Accessible auditions and self-tapes for deaf and disabled talent
A quick fire, non-exhaustive guide to best practice
This summary aims to empower both you as a casting director and the Deaf and Disabled talent you see for auditions to enable the best performance possible.
- PDFs are an inaccessible format for many people. Please send scripts or any other documentation in Word document format unless requested otherwise. This enables the recipient to adapt the text to their unique access requirements and is also accessible to screen readers.
- If you are working with deaf or hard of hearing talent, it's your responsibility to source a British Sign Language interpreter/s. For more information on this, please refer to the Equity guide to good practice with BSL in the arts.
- Time can often be limited, but many deaf and disabled performers require extra time to prepare and read materials for audition as well as possibly organizing any personal assistant or access worker support that maybe needed. So it's best practice to allow for this — otherwise you're not providing an equal opportunity. Materials should be sent as far in advance as possible. This is true for both face to face and self-tape auditions.
- If you're asking performers to demonstrate skills pertaining to their impairment, be specific about what those are. There are many examples of wheelchair users being asked to perform "tricks" at audition. If you're looking for tricks, do you know which ones? However, if instead you're looking to assess a person's physicality or physical capacity, it's better to ask them in a genuine honest way preferably with a reason as to why you need to ask.
- Ask every person you invite to audition, whether they're deaf, disabled or non-disabled, if they have any access requirements. If everyone is asked the same question it will set this standard as the 'norm' rather than treating different groups of people differently. This will encourage deaf and disabled auditionees to disclose what they will need in order to have equal access to the audition. As well as encouraging agents to start to have this information to hand. Many non-disabled people have access requirements too, such as childcare considerations.
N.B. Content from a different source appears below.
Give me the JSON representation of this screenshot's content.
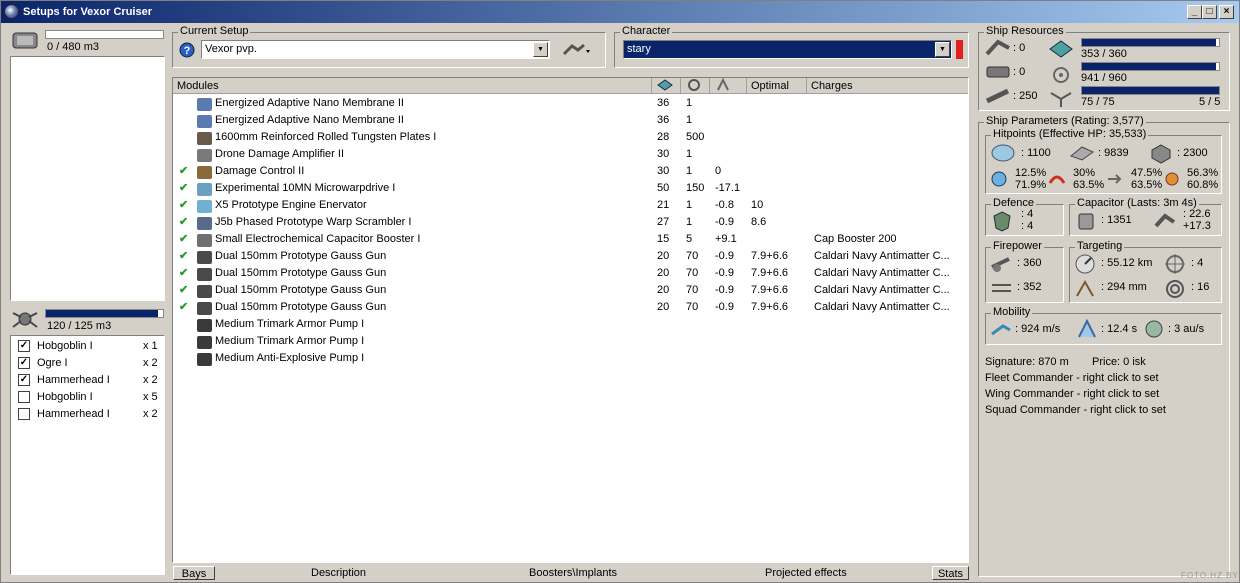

Access requirements differ from person to person, so if you know what they are in advance you will be able to implement as many of them as possible, allowing both you and the performer to feel more confident.
Some examples of access requirements:
- If face to face, make sure the space you're using has an accessible toilet and step-free access.
- If your talent is visually impaired, they may require a guide from the nearest station to the audition venue and/or to navigate in and around the building.
- For self-taping/Zoom recalls, some people may ask for a certain time slot so as to limit screen time for the day because of fatigue, etc.
- Understanding that lighting is very important for visually impaired and deaf people.
- Some may find filming themselves challenging without a personal assistant or access worker — who they will only have at certain scheduled times in the week.
- The real key to working inclusively is: if you don't know, then ask. Ask the individual or their agent what they need in terms of their access requirements or when it comes to things like break downs, where to find talent, the right language to use etc. Ask the many disability and access advisers and consultants that are out there.
This document, for example, has been created in partnership between the CDG, Equity's Deaf and Disabled Members Committee and C-Talent. C-Talent being a disabled-led talent and consultancy agency based in the UK and US. Who provide expert advice and consultancy services to theatre, television, film, commercial and media production companies from beginning to end of the production process, including casting.